The Marlins have a $21 million payroll this season. Ramirez's extension is the biggest contract in franchise history.

"We have something, but we're working out the details," Ramirez told ESPNdeportes.com on Friday. "We'll have good news very soon."

When reporters approached Ramirez before Saturday's game against Washington, he smiled, laughed and waved.

"No comment, no comment," he said.

Ramirez, whom the Marlins obtained in the trade that sent Josh Beckett and Mike Lowell to the Boston Red Sox, is earning $439,000 this season.

Ramirez would have been eligible for arbitration after this season and would likely have earned a significant pay raise. He was National League Rookie of the Year in 2006 and hit .332 last season with 52 stolen bases and 212 hits last season -- second only to NL MVP runner-up Matt Holliday.

As of Saturday morning, he was hitting .336 with eight home runs and 21 RBIs in 35 games.

The Marlins, known as much for dealing away star players as they are for a pair of World Series championships, currently lead the National League East. The team is off to its best start in franchise history (21-14) despite its meager payroll. In fact, the Marlins' $22 million payroll is by far the smallest in the major leagues.

"As we get closer to the stadium, those things will change," owner Jeffrey Loria said in March.

The Marlins plan to build a new stadium on the site of the Orange Bowl in Miami's Little Havana district and locking up Ramirez long-term would give the team a bankable star with whom to open the new stadium in 2011 if all goes according to plan.

"When that happens, I think it's a good message to send for the organization, for the team, for the community," manager Fredi Gonzalez said before Saturday's game at Washington. "But nothing is set right now. It's all rumors."

Several other Marlins will become eligible for arbitration and substantial raises after this season, including second baseman Dan Uggla, left fielder Josh Willingham, first baseman Mike Jacobs and left-hander Scott Olsen.

"With the new stadium, we kind of figured they're going to make an effort to lock a few guys up," Uggla said. "They're starting with Hanley, and everybody's happy for Hanley. He's set for the rest of his life. Who knows what they're going to do now?

"I think it's a great move. He's going to be one of the best players in the game for a long time. He's a winner. It's really smart on their part."

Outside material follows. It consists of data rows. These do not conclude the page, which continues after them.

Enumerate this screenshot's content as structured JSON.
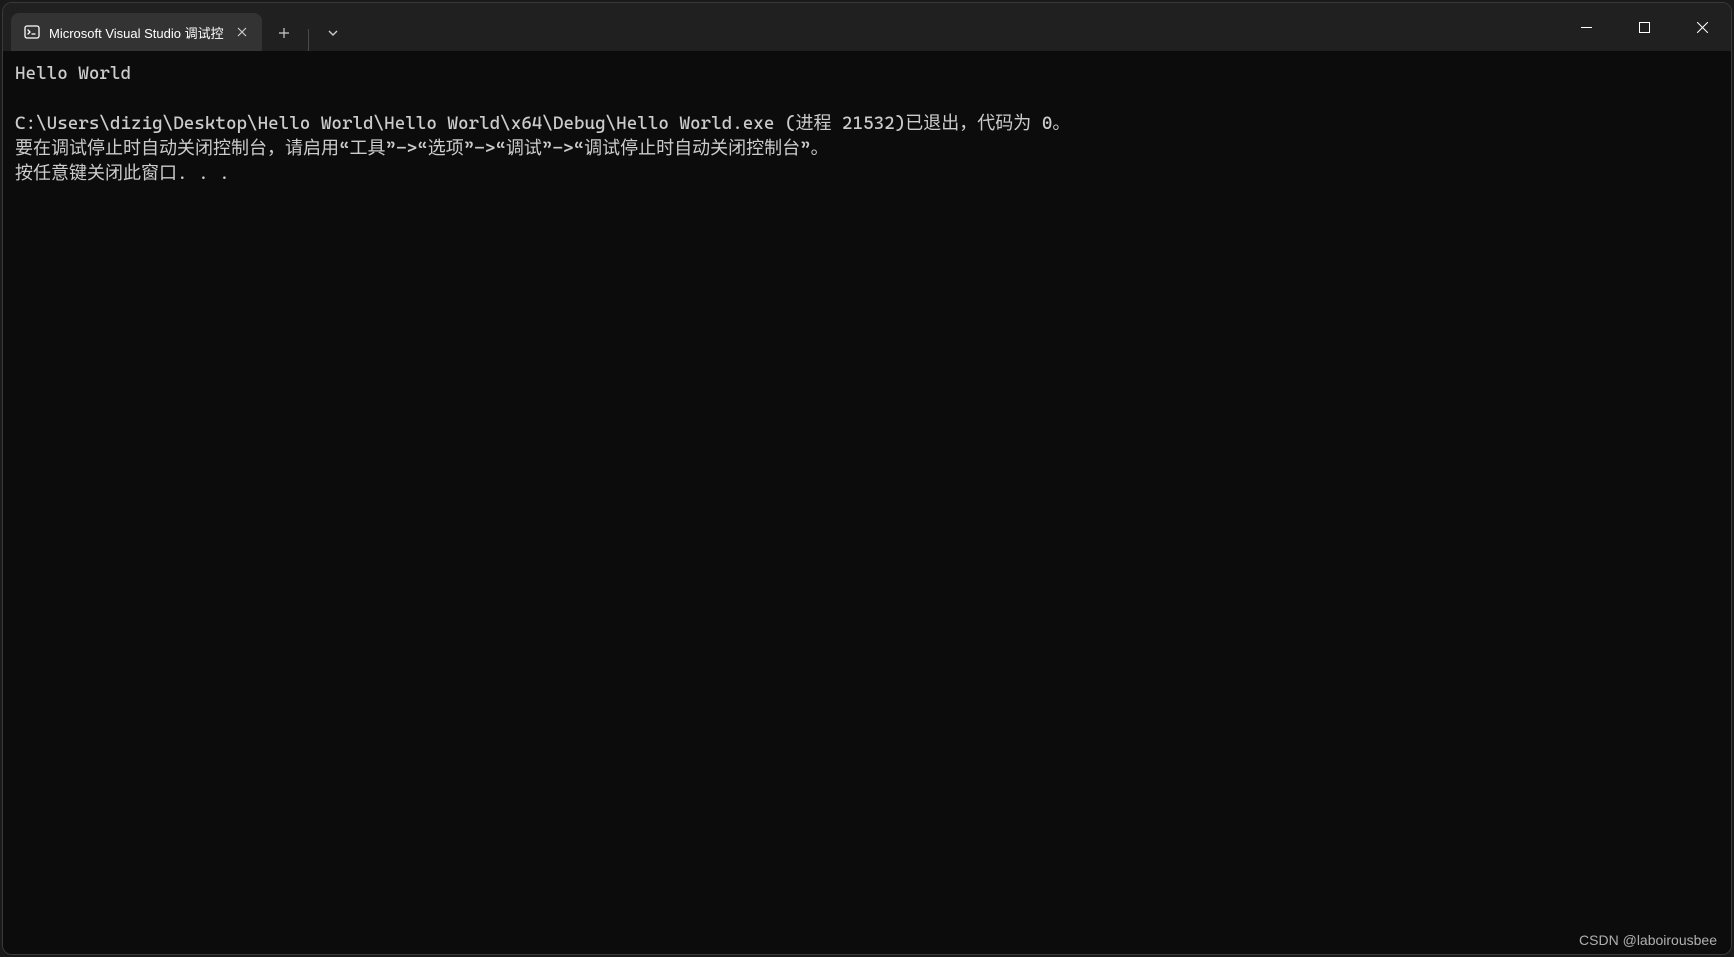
{
  "tab": {
    "title": "Microsoft Visual Studio 调试控"
  },
  "console": {
    "line1": "Hello World",
    "line2": "",
    "line3": "C:\\Users\\dizig\\Desktop\\Hello World\\Hello World\\x64\\Debug\\Hello World.exe (进程 21532)已退出，代码为 0。",
    "line4": "要在调试停止时自动关闭控制台，请启用“工具”->“选项”->“调试”->“调试停止时自动关闭控制台”。",
    "line5": "按任意键关闭此窗口. . ."
  },
  "watermark": "CSDN @laboirousbee"
}
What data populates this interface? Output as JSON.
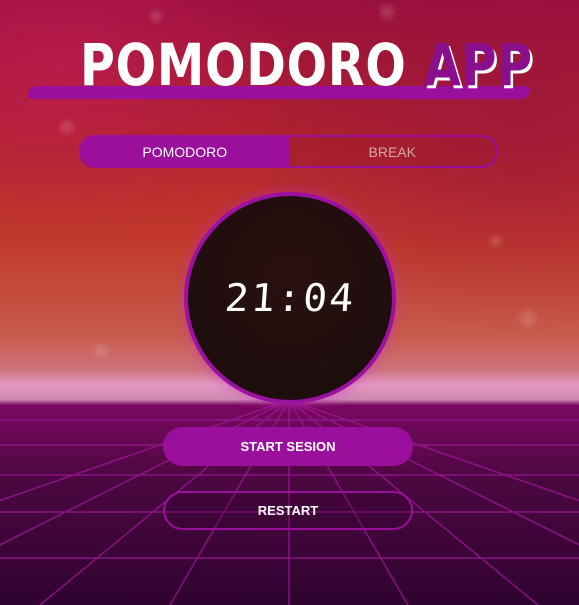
{
  "header": {
    "title_main": "POMODORO",
    "title_accent": "APP"
  },
  "mode_toggle": {
    "options": [
      {
        "label": "POMODORO",
        "active": true
      },
      {
        "label": "BREAK",
        "active": false
      }
    ]
  },
  "timer": {
    "display": "21:04"
  },
  "actions": {
    "start_label": "START SESION",
    "restart_label": "RESTART"
  },
  "theme": {
    "accent": "#9a0f9c",
    "timer_background": "#1e0d0d"
  }
}
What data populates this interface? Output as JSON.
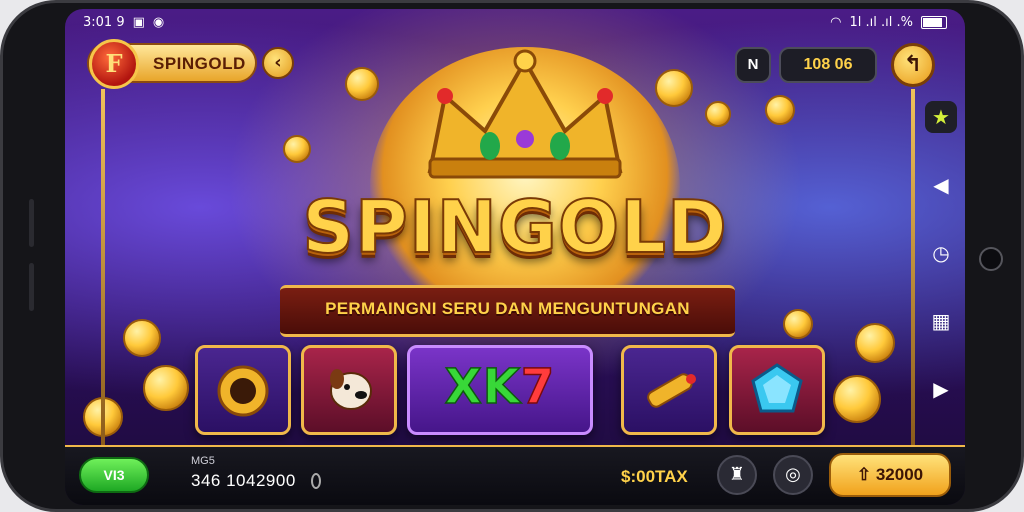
{
  "status_bar": {
    "time": "3:01 9",
    "right_text": "1l .ıl .ıl .%"
  },
  "header": {
    "logo_mark": "F",
    "brand": "SPINGOLD",
    "n_label": "N",
    "balance_top": "108 06"
  },
  "hero": {
    "title": "SPINGOLD",
    "subtitle": "PERMAINGNI SERU DAN MENGUNTUNGAN"
  },
  "tiles": {
    "featured_left": "XK",
    "featured_right": "7"
  },
  "bottom": {
    "left_button": "VI3",
    "info_label": "MG5 ",
    "info_value": "346  1042900",
    "balance_label": "$:00TAX",
    "spin_label": "32000"
  },
  "colors": {
    "gold": "#ffd24a",
    "purple": "#4a1c86",
    "green": "#38d838",
    "red": "#ff3c3c"
  },
  "icons": [
    "back-arrow-icon",
    "return-icon",
    "star-icon",
    "back-icon",
    "clock-icon",
    "gift-icon",
    "play-icon",
    "crown-icon",
    "chip-icon",
    "dog-icon",
    "scroll-icon",
    "gem-icon",
    "rocket-icon",
    "target-icon"
  ]
}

The deal would be the team's first multiyear deal since 2005, when they signed Carlos Delgado to a four-year free-agent contract and Paul Lo Duca to a three-year extension. Both were later traded to the New York Mets. The team's previous richest contract was the six-year, $61 million deal signed by Gary Sheffield in April 1997.

Ramirez's contract would average $11.7 million a year. The Marlins' highest-paid player this season is closer Kevin Gregg at $2.5 million.

"He's going to be a superstar in this league for a lot of years," Nationals manager Manny Acta said after Ramirez scored twice and drove in a run Friday at Washington. "He can hit a home run. He can bunt and steal second and third and score on anything. He'll take a walk. He'll hit over .320, almost guaranteed. He can do everything he wants in the game."

Making such a commitment to Ramirez could give the Marlins a much-needed attendance boost, Willingham said.

"Fans want to be familiar with their players," Willingham said. "Somebody like him, to know he's going to be around to watch for that many years, will maybe get some more people in the stands."

The Associated Press contributed to this report.